**EXERCISE REQUIREMENTS**: Go through the data underneath and copy every line exactly.

**Interface dataset entries**:
"""

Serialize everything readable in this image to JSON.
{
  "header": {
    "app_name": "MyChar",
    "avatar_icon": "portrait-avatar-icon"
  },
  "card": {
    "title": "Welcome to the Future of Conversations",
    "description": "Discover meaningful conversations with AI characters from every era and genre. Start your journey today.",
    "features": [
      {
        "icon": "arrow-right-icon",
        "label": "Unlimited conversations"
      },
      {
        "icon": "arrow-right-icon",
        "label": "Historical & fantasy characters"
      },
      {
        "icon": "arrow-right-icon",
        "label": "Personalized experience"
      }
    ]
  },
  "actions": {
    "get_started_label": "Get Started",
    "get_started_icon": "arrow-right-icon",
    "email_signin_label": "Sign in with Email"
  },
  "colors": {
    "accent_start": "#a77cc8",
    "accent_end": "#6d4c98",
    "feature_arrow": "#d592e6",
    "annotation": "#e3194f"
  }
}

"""

**EXERCISE RESPONSE**:
Serialize everything readable in this image to JSON.
{
  "header": {
    "app_name": "MyChar",
    "avatar_icon": "portrait-avatar-icon"
  },
  "card": {
    "title": "Welcome to the Future of Conversations",
    "description": "Discover meaningful conversations with AI characters from every era and genre. Start your journey today.",
    "features": [
      {
        "icon": "arrow-right-icon",
        "label": "Unlimited conversations"
      },
      {
        "icon": "arrow-right-icon",
        "label": "Historical & fantasy characters"
      },
      {
        "icon": "arrow-right-icon",
        "label": "Personalized experience"
      }
    ]
  },
  "actions": {
    "get_started_label": "Get Started",
    "get_started_icon": "arrow-right-icon",
    "email_signin_label": "Sign in with Email"
  },
  "colors": {
    "accent_start": "#a77cc8",
    "accent_end": "#6d4c98",
    "feature_arrow": "#d592e6",
    "annotation": "#e3194f"
  }
}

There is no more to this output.